A printer is an external hardware output device that takes the electronic data stored on a computer or other device and generates a hard copy of it. For example, if you created a report on your computer, you could print several copies to hand out at a staff meeting. Printers are one of the most popular computer peripherals and are commonly used to print text and photos. The picture to the right is an example of an inkjet computer printer, the Lexmark Z605.
Types of printers
Below is a list of all the different types of computer printers. Today, the most common printers used with a computer are inkjet and laser printers.
- 3D printer
- AIO (all-in-one) printer
- Dot matrix printer
- Inkjet printer
- Laser printer
- LED printer
- MFP (multifunction printer)
- Thermal printer
There are a few different ways a printer can connect to and communicate with a computer (referred to as interfaces). Today, the most common connection types are by USB cable or via Wi-Fi. Below is a full list of cables and interfaces used to connect a computer to a printer.
History of various printers and how they work
The first mechanical printer was invented by Charles Babbage, for use with the Difference Engine, which Babbage developed in 1822. Babbage's printer utilized metal rods with printed characters on each rod to print text on rolls of paper that were fed through the device.
Dot matrix printer
The first dot matrix printer was created by IBM in 1957. However, the first dot matrix impact printer was introduced by Centronics in 1970. To create letters and images, the print head, which contains pins, sits over an ink ribbon.

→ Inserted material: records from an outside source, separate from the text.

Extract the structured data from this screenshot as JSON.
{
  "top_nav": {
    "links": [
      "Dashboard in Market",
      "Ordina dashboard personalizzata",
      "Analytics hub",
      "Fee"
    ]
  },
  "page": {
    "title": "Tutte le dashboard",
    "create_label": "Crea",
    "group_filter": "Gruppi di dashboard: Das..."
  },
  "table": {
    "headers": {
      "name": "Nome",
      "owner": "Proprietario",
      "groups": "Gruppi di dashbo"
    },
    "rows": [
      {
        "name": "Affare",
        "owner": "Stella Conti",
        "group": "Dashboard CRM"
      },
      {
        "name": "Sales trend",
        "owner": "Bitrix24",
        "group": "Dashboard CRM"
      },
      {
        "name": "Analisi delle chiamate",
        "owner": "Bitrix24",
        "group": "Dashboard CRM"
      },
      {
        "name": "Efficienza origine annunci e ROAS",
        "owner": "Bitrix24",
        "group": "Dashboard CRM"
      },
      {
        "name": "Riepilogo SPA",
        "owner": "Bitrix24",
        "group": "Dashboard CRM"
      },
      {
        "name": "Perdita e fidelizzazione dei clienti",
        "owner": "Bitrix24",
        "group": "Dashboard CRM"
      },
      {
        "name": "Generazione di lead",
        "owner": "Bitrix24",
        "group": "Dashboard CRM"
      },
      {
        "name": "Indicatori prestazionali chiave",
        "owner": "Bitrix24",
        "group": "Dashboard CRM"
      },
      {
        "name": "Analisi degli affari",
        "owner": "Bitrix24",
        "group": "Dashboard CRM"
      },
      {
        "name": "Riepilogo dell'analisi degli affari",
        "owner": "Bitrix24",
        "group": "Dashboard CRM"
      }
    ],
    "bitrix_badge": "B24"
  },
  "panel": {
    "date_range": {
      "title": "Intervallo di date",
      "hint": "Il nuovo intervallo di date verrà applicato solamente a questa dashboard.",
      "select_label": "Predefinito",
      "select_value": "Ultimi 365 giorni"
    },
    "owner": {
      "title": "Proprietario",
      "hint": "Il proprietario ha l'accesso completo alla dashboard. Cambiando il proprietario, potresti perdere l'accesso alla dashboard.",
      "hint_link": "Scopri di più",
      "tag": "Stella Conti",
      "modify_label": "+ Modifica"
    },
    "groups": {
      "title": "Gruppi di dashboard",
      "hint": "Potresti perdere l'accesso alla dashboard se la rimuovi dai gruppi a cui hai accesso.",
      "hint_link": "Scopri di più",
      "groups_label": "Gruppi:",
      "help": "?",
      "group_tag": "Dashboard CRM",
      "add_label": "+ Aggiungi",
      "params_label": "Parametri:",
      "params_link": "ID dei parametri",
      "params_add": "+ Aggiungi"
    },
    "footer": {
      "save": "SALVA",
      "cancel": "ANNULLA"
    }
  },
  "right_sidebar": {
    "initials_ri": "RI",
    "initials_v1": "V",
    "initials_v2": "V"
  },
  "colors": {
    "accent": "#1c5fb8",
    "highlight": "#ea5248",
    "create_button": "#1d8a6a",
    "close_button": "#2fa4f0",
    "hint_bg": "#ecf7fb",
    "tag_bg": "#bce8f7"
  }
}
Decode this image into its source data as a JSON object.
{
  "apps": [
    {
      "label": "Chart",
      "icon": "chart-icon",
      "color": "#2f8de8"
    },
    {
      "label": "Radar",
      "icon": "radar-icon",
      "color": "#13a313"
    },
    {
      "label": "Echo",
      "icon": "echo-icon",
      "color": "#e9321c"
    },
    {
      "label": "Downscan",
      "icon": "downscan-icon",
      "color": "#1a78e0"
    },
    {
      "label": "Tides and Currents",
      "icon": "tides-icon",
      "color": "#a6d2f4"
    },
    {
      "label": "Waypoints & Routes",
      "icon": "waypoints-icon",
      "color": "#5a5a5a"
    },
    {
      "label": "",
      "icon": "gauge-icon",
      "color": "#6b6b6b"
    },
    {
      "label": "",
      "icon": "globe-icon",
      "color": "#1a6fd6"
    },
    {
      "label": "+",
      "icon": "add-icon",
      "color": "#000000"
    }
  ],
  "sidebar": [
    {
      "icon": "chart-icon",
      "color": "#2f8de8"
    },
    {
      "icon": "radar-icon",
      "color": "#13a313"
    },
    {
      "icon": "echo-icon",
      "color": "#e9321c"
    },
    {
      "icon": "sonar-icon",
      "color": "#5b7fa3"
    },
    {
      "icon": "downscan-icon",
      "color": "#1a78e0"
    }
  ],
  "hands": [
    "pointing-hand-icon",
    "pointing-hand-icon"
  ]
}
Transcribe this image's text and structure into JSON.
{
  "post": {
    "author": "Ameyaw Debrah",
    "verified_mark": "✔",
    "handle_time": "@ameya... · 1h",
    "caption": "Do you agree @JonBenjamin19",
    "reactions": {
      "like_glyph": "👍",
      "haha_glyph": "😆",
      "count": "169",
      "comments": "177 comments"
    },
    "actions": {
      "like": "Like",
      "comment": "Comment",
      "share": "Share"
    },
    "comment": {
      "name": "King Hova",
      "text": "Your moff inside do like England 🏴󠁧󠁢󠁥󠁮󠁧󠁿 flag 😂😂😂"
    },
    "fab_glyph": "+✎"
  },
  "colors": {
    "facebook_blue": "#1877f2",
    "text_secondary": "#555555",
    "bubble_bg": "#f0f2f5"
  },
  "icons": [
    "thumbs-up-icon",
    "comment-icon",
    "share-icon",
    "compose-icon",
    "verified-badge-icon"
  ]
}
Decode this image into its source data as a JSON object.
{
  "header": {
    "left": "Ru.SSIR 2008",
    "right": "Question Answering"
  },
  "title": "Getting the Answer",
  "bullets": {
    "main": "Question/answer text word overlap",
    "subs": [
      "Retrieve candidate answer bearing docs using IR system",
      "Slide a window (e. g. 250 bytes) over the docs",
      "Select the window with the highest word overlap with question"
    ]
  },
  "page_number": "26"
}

This ribbon rests above a piece of paper. As the print head moves across the ribbon (usually horizontally), the pins are pressed into the ribbon to imprint ink onto the page (similar to a typewriter). As these pins print a series of dots, you can see where this printer got its name. See our dot matrix printer page for further information and related links.
While inkjet printers started being developed in the late 1950s, it wasn't until the late 1970s that they were able to reproduce decent digital images. These higher quality inkjet printers were developed by multiple companies, including Canon, Epson, and Hewlett-Packard. Inkjet printers are similar to dot matrix printers in that the images they create are composed of dots. However, the dots on an inkjet printer are shot onto the page rather than using a ribbon and pins. Furthermore, an inkjet printer's dots are much smaller, and their print speed is faster. See our inkjet printer page for further information about this printer.
In the early 1970s, Gary Starkweather invented the laser printer while working at Xerox by modifying one of their model 7000 copiers. However, it wasn't until 1984 when Hewlett-Packard introduced the HP LaserJet that laser printers became more widely available and affordable. The following year, Apple introduced the Apple LaserWriter, which introduced PostScript technology to the printer market. Laser printers are a more complex than their predecessors. For information on how they work, see our laser printer definition.
The 3D printer was created by Chuck Hull in 1984. 3D printers work by taking a digital blueprint of an object and reproducing it layer-by-layer using various materials such as plastic and metal alloys. See our 3D printer definition for further information about this printer.
See our computer printer history page for a complete history of computer printers.